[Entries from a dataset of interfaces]

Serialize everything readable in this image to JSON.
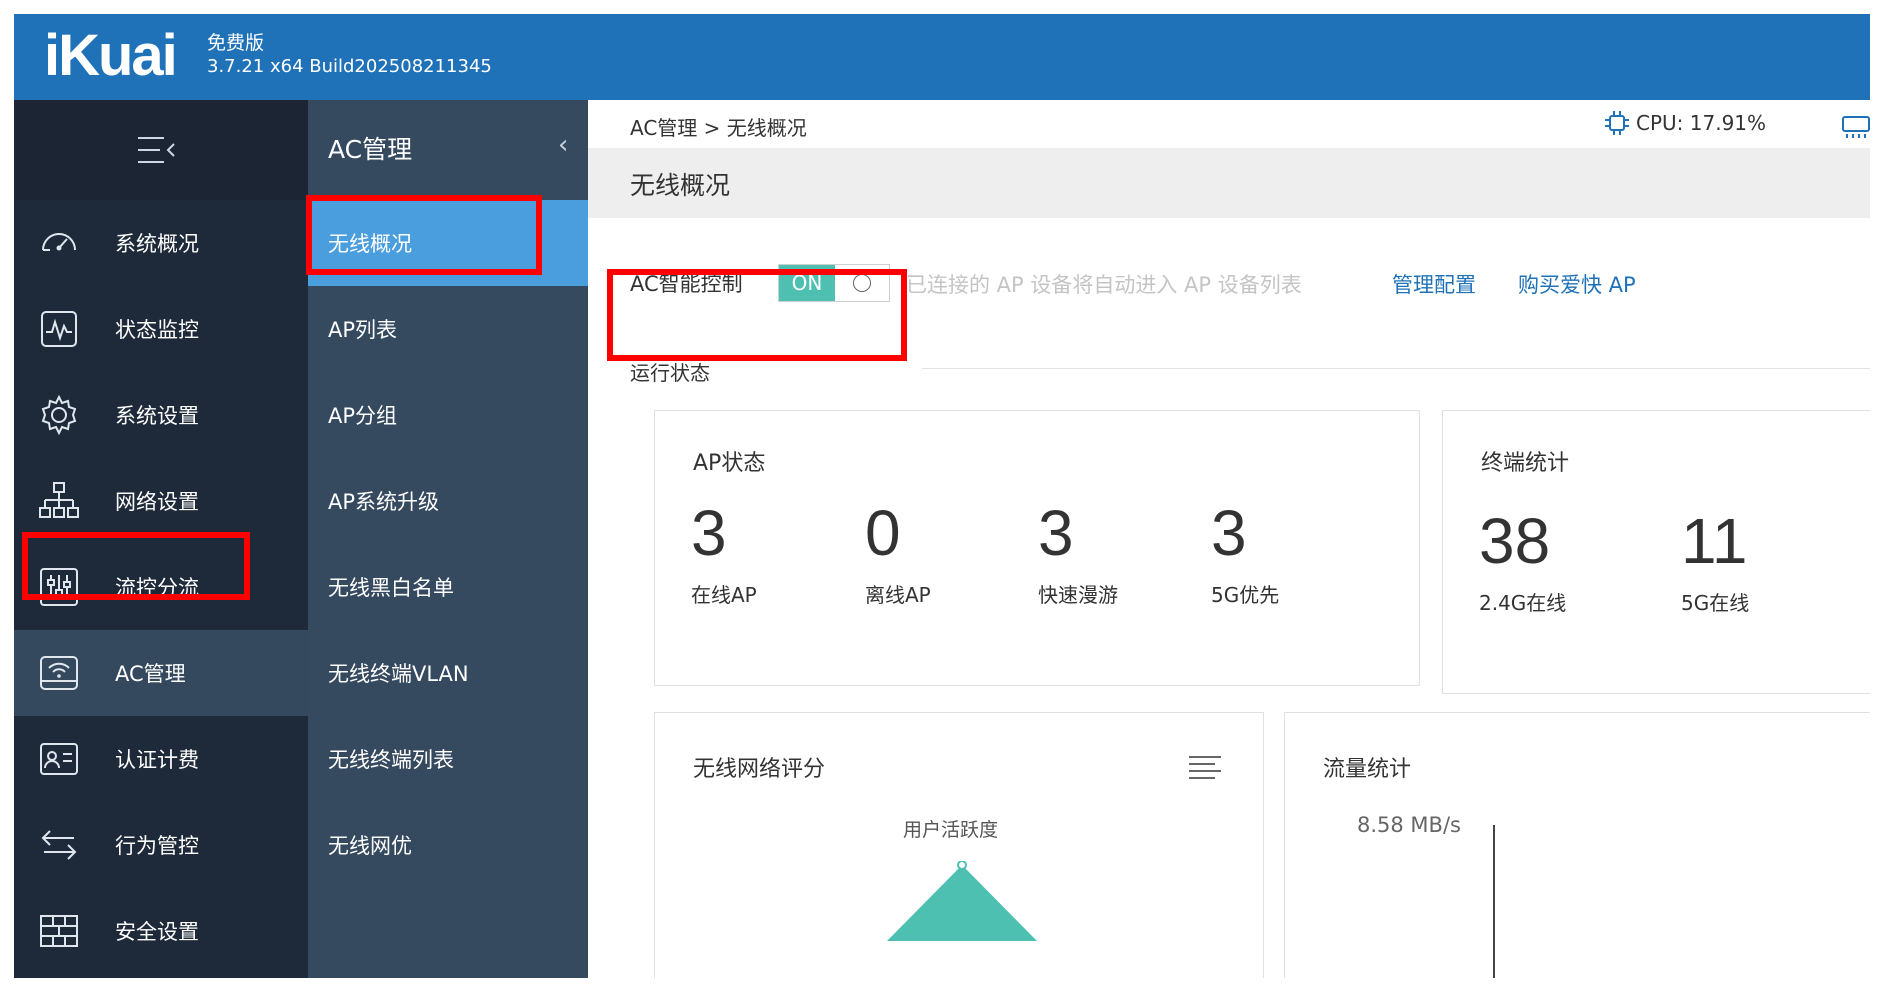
{
  "brand": {
    "logo": "iKuai",
    "edition": "免费版",
    "version": "3.7.21 x64 Build202508211345"
  },
  "nav": {
    "items": [
      {
        "label": "系统概况",
        "icon": "dashboard-icon"
      },
      {
        "label": "状态监控",
        "icon": "monitor-pulse-icon"
      },
      {
        "label": "系统设置",
        "icon": "gear-icon"
      },
      {
        "label": "网络设置",
        "icon": "network-topology-icon"
      },
      {
        "label": "流控分流",
        "icon": "sliders-icon"
      },
      {
        "label": "AC管理",
        "icon": "wifi-router-icon"
      },
      {
        "label": "认证计费",
        "icon": "id-card-icon"
      },
      {
        "label": "行为管控",
        "icon": "swap-arrows-icon"
      },
      {
        "label": "安全设置",
        "icon": "firewall-icon"
      }
    ],
    "active_index": 5
  },
  "subnav": {
    "title": "AC管理",
    "back_icon": "chevron-left-icon",
    "items": [
      "无线概况",
      "AP列表",
      "AP分组",
      "AP系统升级",
      "无线黑白名单",
      "无线终端VLAN",
      "无线终端列表",
      "无线网优"
    ],
    "active_index": 0
  },
  "header": {
    "breadcrumb": "AC管理  >  无线概况",
    "cpu": "CPU: 17.91%"
  },
  "page": {
    "title": "无线概况",
    "ac_control": {
      "label": "AC智能控制",
      "toggle_on": "ON",
      "hint": "已连接的 AP 设备将自动进入 AP 设备列表",
      "link_manage": "管理配置",
      "link_buy": "购买爱快 AP"
    },
    "run_status_label": "运行状态",
    "ap_status": {
      "title": "AP状态",
      "stats": [
        {
          "value": "3",
          "label": "在线AP"
        },
        {
          "value": "0",
          "label": "离线AP"
        },
        {
          "value": "3",
          "label": "快速漫游"
        },
        {
          "value": "3",
          "label": "5G优先"
        }
      ]
    },
    "terminal_stats": {
      "title": "终端统计",
      "stats": [
        {
          "value": "38",
          "label": "2.4G在线"
        },
        {
          "value": "11",
          "label": "5G在线"
        }
      ]
    },
    "wireless_score": {
      "title": "无线网络评分",
      "subtitle": "用户活跃度"
    },
    "traffic": {
      "title": "流量统计",
      "rate": "8.58 MB/s"
    }
  },
  "colors": {
    "topbar": "#1f72b8",
    "nav_bg": "#1e2a3a",
    "subnav_bg": "#35495f",
    "active_sub": "#4a9ede",
    "toggle_on": "#4ec0b2",
    "link": "#1f72b8",
    "highlight": "#ff0000"
  }
}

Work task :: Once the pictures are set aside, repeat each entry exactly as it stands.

Response to this task ::
Serialize everything readable in this image to JSON.
{
  "brand": {
    "logo": "iKuai",
    "edition": "免费版",
    "version": "3.7.21 x64 Build202508211345"
  },
  "nav": {
    "items": [
      {
        "label": "系统概况",
        "icon": "dashboard-icon"
      },
      {
        "label": "状态监控",
        "icon": "monitor-pulse-icon"
      },
      {
        "label": "系统设置",
        "icon": "gear-icon"
      },
      {
        "label": "网络设置",
        "icon": "network-topology-icon"
      },
      {
        "label": "流控分流",
        "icon": "sliders-icon"
      },
      {
        "label": "AC管理",
        "icon": "wifi-router-icon"
      },
      {
        "label": "认证计费",
        "icon": "id-card-icon"
      },
      {
        "label": "行为管控",
        "icon": "swap-arrows-icon"
      },
      {
        "label": "安全设置",
        "icon": "firewall-icon"
      }
    ],
    "active_index": 5
  },
  "subnav": {
    "title": "AC管理",
    "back_icon": "chevron-left-icon",
    "items": [
      "无线概况",
      "AP列表",
      "AP分组",
      "AP系统升级",
      "无线黑白名单",
      "无线终端VLAN",
      "无线终端列表",
      "无线网优"
    ],
    "active_index": 0
  },
  "header": {
    "breadcrumb": "AC管理  >  无线概况",
    "cpu": "CPU: 17.91%"
  },
  "page": {
    "title": "无线概况",
    "ac_control": {
      "label": "AC智能控制",
      "toggle_on": "ON",
      "hint": "已连接的 AP 设备将自动进入 AP 设备列表",
      "link_manage": "管理配置",
      "link_buy": "购买爱快 AP"
    },
    "run_status_label": "运行状态",
    "ap_status": {
      "title": "AP状态",
      "stats": [
        {
          "value": "3",
          "label": "在线AP"
        },
        {
          "value": "0",
          "label": "离线AP"
        },
        {
          "value": "3",
          "label": "快速漫游"
        },
        {
          "value": "3",
          "label": "5G优先"
        }
      ]
    },
    "terminal_stats": {
      "title": "终端统计",
      "stats": [
        {
          "value": "38",
          "label": "2.4G在线"
        },
        {
          "value": "11",
          "label": "5G在线"
        }
      ]
    },
    "wireless_score": {
      "title": "无线网络评分",
      "subtitle": "用户活跃度"
    },
    "traffic": {
      "title": "流量统计",
      "rate": "8.58 MB/s"
    }
  },
  "colors": {
    "topbar": "#1f72b8",
    "nav_bg": "#1e2a3a",
    "subnav_bg": "#35495f",
    "active_sub": "#4a9ede",
    "toggle_on": "#4ec0b2",
    "link": "#1f72b8",
    "highlight": "#ff0000"
  }
}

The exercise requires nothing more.